Mark is adopted, as are millions of other US citizens. Mark's biological father's name is as Mexican-sounding as Mark Lyttle; and of course someone in the US Embassy in Guatemala City contacted Jeanne Lyttle and was able to issue Mark a US passport based on the documents Jeanne faxed in less than 24 hours.
Rambana does not believe Mark's adoption ameliorates ICE's culpability: "This is the 21st century. People have all sorts of families. If we're not paying attention to the fact that this is a different age, when the nuclear family is not essential to someone's existence, then we are failing as a society."
According to ICE Public Affairs Officer Barbara Gonzalez, the agency believes that the decision by William Cassidy in Atlanta to deport Mark validated ICE's findings. Cassidy, like many so-called immigration judges, runs a kangaroo court. His actions on other occasions have provoked formal and informal complaints. And he has consistently ignored the instructions in the Immigration Judge Benchbook pertaining to the treatment of respondents who lack attorneys.

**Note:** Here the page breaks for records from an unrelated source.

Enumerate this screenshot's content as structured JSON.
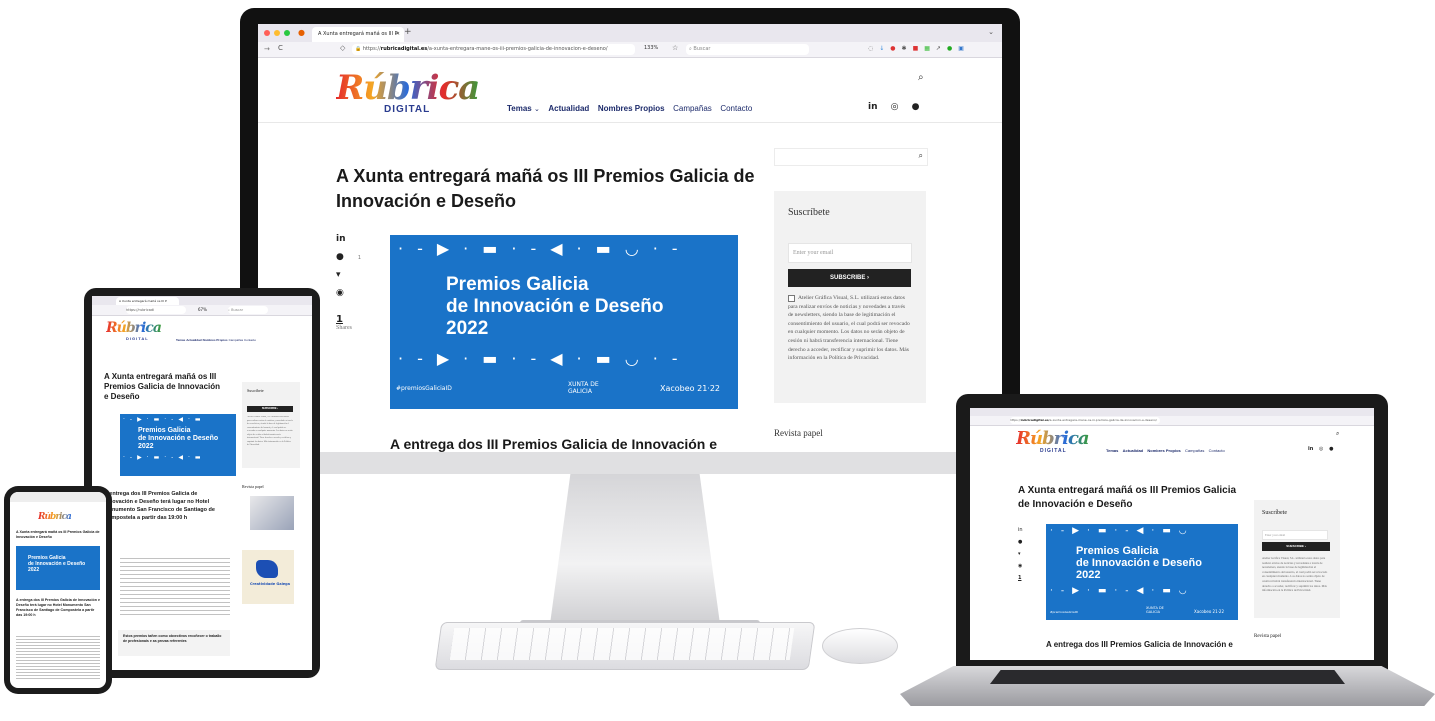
{
  "browser": {
    "tab_title": "A Xunta entregará mañá os III P",
    "url_host": "rubricadigital.es",
    "url_scheme": "https://",
    "url_path": "/a-xunta-entregara-mane-os-iii-premios-galicia-de-innovacion-e-deseno/",
    "zoom": "133%",
    "search_placeholder": "Buscar",
    "tablet_zoom": "67%",
    "tablet_url": "https://rubricadi"
  },
  "site": {
    "logo_text": "Rúbrica",
    "logo_sub": "DIGITAL",
    "nav": [
      "Temas",
      "Actualidad",
      "Nombres Propios",
      "Campañas",
      "Contacto"
    ],
    "social": [
      "in",
      "◎",
      "●"
    ]
  },
  "article": {
    "title": "A Xunta entregará mañá os III Premios Galicia de Innovación e Deseño",
    "share_count": "1",
    "share_label": "Shares",
    "subheading": "A entrega dos III Premios Galicia de Innovación e",
    "subheading_full": "A entrega dos III Premios Galicia de Innovación e Deseño terá lugar no Hotel Monumento San Francisco de Santiago de Compostela a partir das 19:00 h",
    "callout": "Estos premios tañen como obxectivos recoñecer o traballo de profesionais e as prezas referentes"
  },
  "banner": {
    "line1": "Premios Galicia",
    "line2": "de Innovación e Deseño",
    "line3": "2022",
    "hashtag": "#premiosGaliciaID",
    "xunta": "XUNTA DE GALICIA",
    "xacobeo": "Xacobeo 21·22"
  },
  "sidebar": {
    "subscribe_title": "Suscríbete",
    "email_placeholder": "Enter your email",
    "subscribe_button": "SUBSCRIBE ›",
    "consent": "Atelier Gráfica Visual, S.L. utilizará estos datos para realizar envíos de noticias y novedades a través de newsletters, siendo la base de legitimación el consentimiento del usuario, el cual podrá ser revocado en cualquier momento. Los datos no serán objeto de cesión ni habrá transferencia internacional. Tiene derecho a acceder, rectificar y suprimir los datos. Más información en la Política de Privacidad.",
    "revista": "Revista papel",
    "creatividade": "Creatividade Galega"
  },
  "colors": {
    "banner_blue": "#1a73c8",
    "nav_blue": "#1d2b6b",
    "dark": "#111111"
  }
}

ICE has not indicated any concern about its agents deporting Mark. Gonzalez stated, “The review of the case shows that the officers executed a removal order issued by an immigration judge, so to my knowledge, there is no investigation into the matter.”
When ICE presents sworn statements by their agents affirming the factually inaccurate narrative of a mental patient, and ICE ignores government records and sworn statements from the same individual that are factually accurate, and thus compiles a record prompting a judge to deport a US citizen, ICE thinks it has done its job.

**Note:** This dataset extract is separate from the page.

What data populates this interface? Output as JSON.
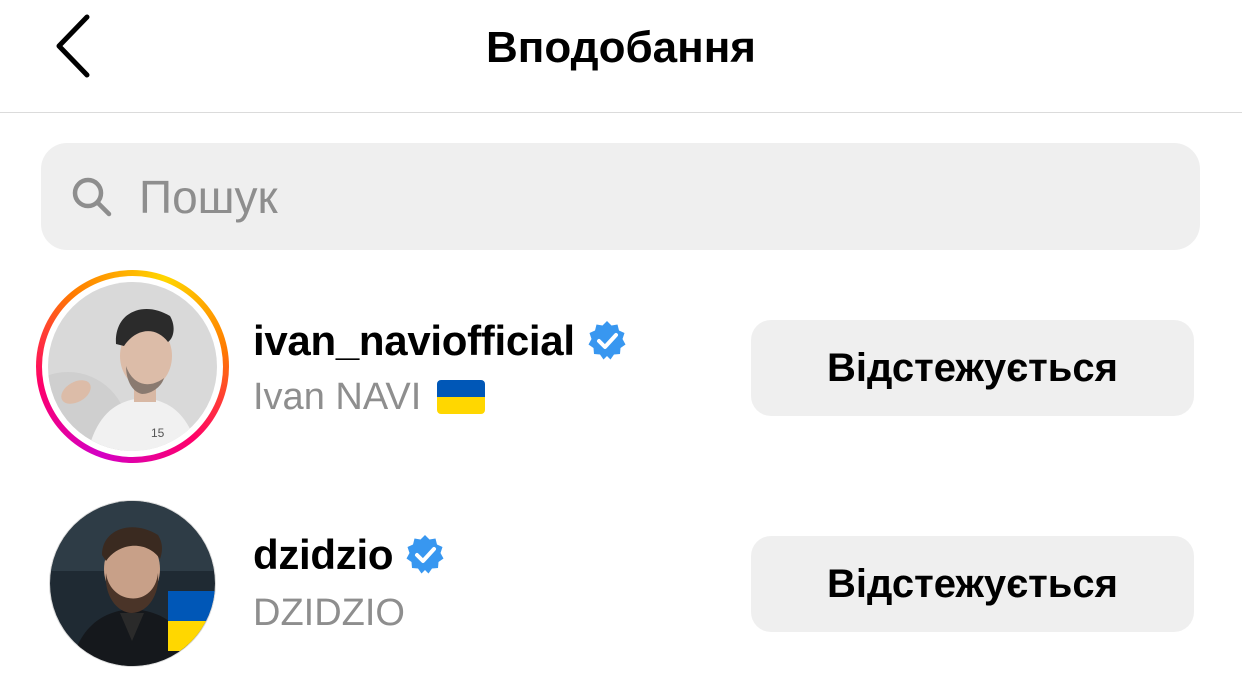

On July 6, 2009 I asked Gonzalez: “Is it ICE policy that a sworn statement to alienage be considered evidence of alienage and a sworn statement of US citizenship be disregarded? This is a fact pattern in many cases of US citizens being deported and I consider it a very important policy question.”
As of yesterday she was still working on a response. I will report this and other statements from ICE as I review the additional documents in Mark’s file. (If you want to be notified of new posts, just click on the RSS box on the far right side of the URL panel above.)
Mark is living in a group home in Virginia. We speak regularly. Mark’s comments a couple of months ago seem especially apt: “They’re supposed to be professional but they screwed up. The judge is going to look at it and say, ‘You knew all this and you still deported him? You’re crazy.’”